One of the great advantages of the Pratico and Van Pelt system is the range of supplementary resources available which are appropriate for assisting students with a wide variety of learning styles. The core text includes a CD-ROM with FlashWorks, an excellent vocabulary memorization computer program which “remembers” which words are causing the student difficulty and focuses on them. The Basics of Biblical Hebrew Vocabulary CD is valuable for listening in the car, and the boxed set of flash cards covers 1000 Hebrew words which are all coded by frequency and by the corresponding chapter in the basic BBH text. The Get an A+ Study Guide is a handy laminated summary of nominal forms and verb diagnostics to slip inside a binder, and which will also prove useful in more advanced Hebrew courses. The paperback English Grammar to Ace Biblical Hebrew is a brief, user-friendly, and even entertaining summary of English grammar relevant to the study of Hebrew for ESL students or those students who, due to changing philosophies of education, have not had the opportunity to learn it in school. Charts of Biblical Hebrew reproduces many of the grammar charts already available in the text, and is perhaps a bit redundant for most students, but for the teacher or avid student it also includes a disc with a total of over 450 charts clarifying various structures and diagnostics that are helpful for the visual learner. Finally, the Graded Reader of Biblical Hebrew offers longer passages from all three sections of the Hebrew Bible for students who have finished the course and want extra practice. Each section includes helpful explanations and commentary on unusual or tricky forms. I do sometimes have to remind my students, however, that simply buying all these resources will not make learning Hebrew easier; one has to actually use them!

Although I look forward to further refinements in a third edition of BBH, I can nevertheless genuinely recommend this text and its ancillaries for introductory Hebrew classes.

Mary L. Conway, McMaster Divinity College

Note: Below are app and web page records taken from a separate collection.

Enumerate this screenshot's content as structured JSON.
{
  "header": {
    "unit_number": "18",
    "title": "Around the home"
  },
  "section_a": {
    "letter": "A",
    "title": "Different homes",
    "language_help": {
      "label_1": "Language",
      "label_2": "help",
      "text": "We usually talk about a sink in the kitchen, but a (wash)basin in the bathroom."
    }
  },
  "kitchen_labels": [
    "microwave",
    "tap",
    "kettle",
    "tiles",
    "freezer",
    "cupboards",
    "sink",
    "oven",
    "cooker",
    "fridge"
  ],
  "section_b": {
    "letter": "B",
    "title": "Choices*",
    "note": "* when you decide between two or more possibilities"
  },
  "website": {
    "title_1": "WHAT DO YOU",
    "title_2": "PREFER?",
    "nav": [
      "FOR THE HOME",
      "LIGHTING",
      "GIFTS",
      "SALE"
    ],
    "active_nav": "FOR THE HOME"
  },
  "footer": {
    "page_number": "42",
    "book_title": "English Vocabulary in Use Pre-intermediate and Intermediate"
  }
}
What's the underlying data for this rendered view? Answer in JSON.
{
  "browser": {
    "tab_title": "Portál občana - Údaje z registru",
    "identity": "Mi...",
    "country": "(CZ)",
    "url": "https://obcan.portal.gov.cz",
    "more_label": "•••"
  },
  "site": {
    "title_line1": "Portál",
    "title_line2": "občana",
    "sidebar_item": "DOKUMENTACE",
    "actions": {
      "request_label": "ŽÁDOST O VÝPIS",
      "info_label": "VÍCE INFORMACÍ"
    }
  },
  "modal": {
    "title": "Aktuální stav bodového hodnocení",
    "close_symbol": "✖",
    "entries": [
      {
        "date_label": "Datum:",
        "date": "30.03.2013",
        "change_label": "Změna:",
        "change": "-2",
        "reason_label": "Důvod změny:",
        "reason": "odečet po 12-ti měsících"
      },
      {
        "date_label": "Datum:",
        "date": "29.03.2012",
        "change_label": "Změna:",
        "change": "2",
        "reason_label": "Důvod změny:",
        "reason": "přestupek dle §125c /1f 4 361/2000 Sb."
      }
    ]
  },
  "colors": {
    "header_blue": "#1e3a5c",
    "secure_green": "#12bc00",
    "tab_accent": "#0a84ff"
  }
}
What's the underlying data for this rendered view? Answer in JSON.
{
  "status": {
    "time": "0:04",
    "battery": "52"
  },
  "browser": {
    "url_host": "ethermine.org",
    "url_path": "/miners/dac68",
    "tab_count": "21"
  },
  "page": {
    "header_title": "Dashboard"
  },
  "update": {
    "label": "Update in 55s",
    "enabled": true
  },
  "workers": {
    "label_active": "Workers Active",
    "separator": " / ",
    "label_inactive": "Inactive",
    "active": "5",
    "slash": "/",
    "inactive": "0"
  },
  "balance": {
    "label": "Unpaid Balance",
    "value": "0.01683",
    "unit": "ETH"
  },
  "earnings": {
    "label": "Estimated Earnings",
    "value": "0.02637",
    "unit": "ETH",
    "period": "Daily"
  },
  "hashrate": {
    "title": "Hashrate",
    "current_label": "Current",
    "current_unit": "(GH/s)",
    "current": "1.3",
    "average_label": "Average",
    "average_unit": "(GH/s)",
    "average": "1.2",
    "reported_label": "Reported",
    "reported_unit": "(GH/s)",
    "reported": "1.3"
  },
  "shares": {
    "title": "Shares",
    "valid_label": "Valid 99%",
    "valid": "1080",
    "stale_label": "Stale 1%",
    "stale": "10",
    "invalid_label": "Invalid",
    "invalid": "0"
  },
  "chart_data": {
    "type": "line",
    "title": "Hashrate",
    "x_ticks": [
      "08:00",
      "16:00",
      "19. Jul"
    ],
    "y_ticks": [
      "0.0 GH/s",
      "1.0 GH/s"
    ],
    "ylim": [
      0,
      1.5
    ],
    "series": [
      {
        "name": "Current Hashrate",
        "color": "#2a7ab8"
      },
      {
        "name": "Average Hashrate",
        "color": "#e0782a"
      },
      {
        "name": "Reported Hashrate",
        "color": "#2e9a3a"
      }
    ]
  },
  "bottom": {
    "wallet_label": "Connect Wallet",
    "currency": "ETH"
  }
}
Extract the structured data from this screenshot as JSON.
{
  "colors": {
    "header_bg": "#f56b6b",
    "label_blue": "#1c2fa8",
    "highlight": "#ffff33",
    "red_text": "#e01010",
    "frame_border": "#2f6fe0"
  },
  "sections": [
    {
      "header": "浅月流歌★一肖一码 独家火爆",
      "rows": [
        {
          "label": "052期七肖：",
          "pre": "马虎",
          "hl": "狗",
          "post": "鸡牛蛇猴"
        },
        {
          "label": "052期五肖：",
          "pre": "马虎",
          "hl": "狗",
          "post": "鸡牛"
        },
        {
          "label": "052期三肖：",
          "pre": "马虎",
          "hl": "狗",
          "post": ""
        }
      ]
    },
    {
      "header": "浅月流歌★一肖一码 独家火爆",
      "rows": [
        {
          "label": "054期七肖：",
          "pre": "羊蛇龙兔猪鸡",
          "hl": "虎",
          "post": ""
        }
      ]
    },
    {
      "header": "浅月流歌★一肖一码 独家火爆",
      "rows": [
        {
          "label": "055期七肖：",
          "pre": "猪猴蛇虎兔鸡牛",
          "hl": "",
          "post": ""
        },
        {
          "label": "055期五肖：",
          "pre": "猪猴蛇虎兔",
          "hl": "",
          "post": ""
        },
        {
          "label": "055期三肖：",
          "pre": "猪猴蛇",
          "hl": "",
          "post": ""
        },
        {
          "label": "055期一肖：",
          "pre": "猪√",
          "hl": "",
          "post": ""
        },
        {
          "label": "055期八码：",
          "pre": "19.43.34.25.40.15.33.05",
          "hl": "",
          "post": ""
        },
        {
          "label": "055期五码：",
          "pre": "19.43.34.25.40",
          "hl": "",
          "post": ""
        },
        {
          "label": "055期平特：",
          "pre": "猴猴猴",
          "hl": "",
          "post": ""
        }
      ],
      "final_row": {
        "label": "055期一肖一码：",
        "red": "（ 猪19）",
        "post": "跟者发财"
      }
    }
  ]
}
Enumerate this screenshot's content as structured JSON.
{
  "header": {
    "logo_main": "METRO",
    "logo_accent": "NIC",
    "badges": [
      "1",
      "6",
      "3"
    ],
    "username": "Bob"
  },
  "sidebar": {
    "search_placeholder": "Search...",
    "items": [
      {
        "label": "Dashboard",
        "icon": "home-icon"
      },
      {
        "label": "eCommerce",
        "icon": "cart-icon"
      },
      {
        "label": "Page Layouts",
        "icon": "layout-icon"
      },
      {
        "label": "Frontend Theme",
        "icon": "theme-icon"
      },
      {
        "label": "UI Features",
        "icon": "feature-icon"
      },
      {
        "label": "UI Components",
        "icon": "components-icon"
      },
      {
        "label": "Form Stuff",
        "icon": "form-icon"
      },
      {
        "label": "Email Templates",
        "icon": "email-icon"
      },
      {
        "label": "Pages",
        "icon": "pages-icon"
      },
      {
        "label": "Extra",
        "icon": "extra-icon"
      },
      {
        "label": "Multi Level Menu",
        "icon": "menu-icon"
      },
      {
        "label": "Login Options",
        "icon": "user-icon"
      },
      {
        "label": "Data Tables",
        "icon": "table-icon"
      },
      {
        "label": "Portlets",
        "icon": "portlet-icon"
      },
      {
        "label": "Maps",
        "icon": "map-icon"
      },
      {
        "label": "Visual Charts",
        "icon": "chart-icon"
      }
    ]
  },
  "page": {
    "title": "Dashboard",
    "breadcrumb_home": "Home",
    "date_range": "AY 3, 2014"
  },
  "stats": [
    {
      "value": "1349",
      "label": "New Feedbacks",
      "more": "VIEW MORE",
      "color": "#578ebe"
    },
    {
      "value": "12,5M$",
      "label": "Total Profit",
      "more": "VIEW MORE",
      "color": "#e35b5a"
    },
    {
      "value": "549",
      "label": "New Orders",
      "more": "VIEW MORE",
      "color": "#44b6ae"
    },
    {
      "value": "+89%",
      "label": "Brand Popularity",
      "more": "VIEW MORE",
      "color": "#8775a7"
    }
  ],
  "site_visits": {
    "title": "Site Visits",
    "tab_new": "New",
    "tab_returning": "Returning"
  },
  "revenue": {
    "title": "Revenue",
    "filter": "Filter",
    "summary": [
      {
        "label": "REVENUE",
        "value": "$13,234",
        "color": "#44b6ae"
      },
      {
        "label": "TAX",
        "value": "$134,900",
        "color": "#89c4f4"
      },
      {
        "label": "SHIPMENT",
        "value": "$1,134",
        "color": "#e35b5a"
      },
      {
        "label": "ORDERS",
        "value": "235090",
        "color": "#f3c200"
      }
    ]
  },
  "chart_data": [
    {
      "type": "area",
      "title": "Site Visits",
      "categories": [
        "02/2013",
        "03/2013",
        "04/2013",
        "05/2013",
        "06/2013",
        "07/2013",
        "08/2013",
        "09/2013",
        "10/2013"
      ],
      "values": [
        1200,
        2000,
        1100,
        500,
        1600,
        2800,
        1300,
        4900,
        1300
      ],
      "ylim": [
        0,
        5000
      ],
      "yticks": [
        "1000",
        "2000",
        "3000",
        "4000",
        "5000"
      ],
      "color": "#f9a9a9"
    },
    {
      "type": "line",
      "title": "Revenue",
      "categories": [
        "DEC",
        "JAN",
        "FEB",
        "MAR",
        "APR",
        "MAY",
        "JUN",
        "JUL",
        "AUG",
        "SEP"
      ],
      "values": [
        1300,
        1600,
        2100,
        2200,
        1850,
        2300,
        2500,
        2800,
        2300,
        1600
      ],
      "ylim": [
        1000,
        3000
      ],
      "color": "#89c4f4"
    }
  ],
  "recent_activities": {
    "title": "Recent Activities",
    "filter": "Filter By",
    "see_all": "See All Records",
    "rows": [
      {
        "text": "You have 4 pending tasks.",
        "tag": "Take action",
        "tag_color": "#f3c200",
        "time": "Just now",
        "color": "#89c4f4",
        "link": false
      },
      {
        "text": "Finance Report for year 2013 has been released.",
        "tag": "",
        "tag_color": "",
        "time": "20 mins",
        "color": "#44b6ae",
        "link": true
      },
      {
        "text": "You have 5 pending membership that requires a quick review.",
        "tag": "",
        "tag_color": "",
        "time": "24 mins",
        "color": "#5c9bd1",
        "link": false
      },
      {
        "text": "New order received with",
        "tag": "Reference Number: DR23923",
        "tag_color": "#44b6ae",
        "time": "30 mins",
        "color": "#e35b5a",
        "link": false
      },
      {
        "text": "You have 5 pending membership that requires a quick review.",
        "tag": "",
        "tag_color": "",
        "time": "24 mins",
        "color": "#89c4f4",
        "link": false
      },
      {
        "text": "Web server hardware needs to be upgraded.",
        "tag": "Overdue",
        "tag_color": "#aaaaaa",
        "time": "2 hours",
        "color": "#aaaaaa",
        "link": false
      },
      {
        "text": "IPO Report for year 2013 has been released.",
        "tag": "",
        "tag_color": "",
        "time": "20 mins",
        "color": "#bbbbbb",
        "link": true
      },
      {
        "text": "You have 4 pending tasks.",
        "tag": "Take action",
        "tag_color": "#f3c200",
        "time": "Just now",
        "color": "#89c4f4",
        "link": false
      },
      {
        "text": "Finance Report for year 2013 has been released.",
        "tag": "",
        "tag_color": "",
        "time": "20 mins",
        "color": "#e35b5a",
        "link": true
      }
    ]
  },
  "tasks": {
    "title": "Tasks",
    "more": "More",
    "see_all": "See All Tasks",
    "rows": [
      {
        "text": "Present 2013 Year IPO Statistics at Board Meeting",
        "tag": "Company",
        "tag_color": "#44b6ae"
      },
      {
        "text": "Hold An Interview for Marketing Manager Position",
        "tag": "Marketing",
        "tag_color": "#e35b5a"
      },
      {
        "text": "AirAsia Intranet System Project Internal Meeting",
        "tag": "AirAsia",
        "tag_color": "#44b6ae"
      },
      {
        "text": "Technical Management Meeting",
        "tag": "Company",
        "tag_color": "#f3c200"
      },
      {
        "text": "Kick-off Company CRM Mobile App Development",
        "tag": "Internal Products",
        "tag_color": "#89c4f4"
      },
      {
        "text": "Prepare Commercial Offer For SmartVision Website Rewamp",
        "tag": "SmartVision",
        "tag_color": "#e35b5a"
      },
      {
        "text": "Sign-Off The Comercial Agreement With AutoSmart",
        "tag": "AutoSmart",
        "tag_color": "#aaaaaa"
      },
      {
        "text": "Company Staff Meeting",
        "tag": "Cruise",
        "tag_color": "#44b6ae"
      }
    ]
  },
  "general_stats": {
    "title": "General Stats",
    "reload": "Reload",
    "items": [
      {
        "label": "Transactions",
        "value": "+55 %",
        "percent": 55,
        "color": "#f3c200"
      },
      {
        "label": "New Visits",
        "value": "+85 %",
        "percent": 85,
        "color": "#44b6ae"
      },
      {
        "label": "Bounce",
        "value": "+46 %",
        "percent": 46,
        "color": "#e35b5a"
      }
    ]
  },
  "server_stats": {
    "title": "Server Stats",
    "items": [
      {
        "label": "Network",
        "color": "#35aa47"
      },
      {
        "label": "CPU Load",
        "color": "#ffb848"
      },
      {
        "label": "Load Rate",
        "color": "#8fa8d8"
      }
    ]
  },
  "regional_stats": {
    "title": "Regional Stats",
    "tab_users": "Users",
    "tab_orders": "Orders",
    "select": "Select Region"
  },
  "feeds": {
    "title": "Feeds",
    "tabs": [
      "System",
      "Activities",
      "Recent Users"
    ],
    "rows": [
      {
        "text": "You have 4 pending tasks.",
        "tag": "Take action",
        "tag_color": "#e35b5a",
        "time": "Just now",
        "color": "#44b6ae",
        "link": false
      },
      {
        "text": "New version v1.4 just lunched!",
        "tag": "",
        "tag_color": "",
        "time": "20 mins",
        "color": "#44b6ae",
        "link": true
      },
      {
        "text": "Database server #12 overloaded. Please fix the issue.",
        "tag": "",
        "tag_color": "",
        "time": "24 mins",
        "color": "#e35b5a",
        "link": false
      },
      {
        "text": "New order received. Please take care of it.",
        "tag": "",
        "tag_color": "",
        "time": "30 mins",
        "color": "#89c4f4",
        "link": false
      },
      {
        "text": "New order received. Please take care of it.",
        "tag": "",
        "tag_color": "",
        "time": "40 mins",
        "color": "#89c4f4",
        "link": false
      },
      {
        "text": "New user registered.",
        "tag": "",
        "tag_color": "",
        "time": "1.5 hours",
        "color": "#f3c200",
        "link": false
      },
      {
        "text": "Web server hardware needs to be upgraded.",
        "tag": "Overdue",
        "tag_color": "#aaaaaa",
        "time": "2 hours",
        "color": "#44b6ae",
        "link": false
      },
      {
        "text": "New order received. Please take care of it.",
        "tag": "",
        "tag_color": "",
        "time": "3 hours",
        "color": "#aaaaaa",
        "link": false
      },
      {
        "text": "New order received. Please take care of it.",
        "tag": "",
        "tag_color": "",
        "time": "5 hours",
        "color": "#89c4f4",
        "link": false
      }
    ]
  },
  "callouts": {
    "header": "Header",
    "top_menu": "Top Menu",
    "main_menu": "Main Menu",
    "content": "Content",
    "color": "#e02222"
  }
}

[1] Gary D. Pratico and Miles V. Van Pelt, Charts of Biblical Hebrew (Grand Rapids: Zondervan, 2007); Gary D. Pratico and Miles V. Van Pelt, Vocabulary Guide to Biblical Hebrew (Grand Rapids: Zondervan, 2003); Miles V. Van Pelt, English Grammar to Ace Biblical Hebrew (Grand Rapids: Zondervan, 2010); Gary D. Pratico and Miles V. Van Pelt, Old Testament Hebrew Vocabulary Cards (Grand Rapids: Zondervan, 2004); Gary D. Pratico, Miles V. Van Pelt and Jonathan T. Pennington, Basics of Biblical Hebrew Vocabulary CD (Grand Rapids: Zondervan, 2006); Gary D. Pratico and Miles V. Van Pelt, Get an A+ Study Guide: Hebrew (Grand Rapids: Zondervan, 2005); and Gary D. Pratico and Miles V. Van Pelt, Graded Reader of Biblical Hebrew (Grand Rapids: Zondervan, 2006).